Holland is the only country in the world where an entire railway line is powered by the force of the wind alone. In fact, for a few years already, Dutch passengers have been traveling every day along the 2.800 kilometers of line, driven by wind turbines and with an even lower price ticket. For travelers, therefore, not only is there the awareness of being 100% eco-sustainable, but there are real economic and time advantages, since wind energy allows you to maintain constant speed without slowing down.
# With only one wind turbine a train could travel for 200 kilometers

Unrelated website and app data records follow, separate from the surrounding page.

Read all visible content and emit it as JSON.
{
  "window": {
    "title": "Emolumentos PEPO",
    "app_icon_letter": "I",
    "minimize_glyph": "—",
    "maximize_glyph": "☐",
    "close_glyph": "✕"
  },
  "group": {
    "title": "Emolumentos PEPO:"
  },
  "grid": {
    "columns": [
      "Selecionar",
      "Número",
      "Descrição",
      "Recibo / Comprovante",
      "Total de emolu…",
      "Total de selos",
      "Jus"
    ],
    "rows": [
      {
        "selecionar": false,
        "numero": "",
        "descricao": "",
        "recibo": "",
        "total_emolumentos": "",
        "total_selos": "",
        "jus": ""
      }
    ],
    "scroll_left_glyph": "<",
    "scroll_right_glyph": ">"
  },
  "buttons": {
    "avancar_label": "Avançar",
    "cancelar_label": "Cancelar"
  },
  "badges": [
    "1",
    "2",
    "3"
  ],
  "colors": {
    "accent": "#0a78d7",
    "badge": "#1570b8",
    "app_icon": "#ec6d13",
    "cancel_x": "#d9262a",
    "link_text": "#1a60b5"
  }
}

The implementation of the project is the result of an agreement between the manager of the railway network and the electricity company Eneco, which was awarded the contract for the supply of electricity produced by the wind. According to the agency’s estimates, a wind turbine is able to guarantee a train as much as 200 kilometers of autonomy, after only one hour of operation. Yet the Netherlands was not satisfied with the tremendous result achieved and has continued to invest in wind farms over the years, further reducing energy procurement times.
# An emission-free network that is nearly 3.000 kilometers long
Before the introduction of the Groenetreins, 20% of C02 emissions in the Netherlands depended precisely on railway mobility. Investments in wind power have completely eliminated this 20% and have allowed the entire national energy system to generate ever greater quantities of energy. To represent the size of the wind-driven Dutch railway network, suffice it to say that it is nearly 3.000 kilometers long, almost like the route to get from London to Morocco.
The advantages are there for everyone: a decrease in ticket prices for travelers, a lower production of pollutants for the environment and a long-term investment for the state. We hope that a similar system will be adapted and adopted also in other countries.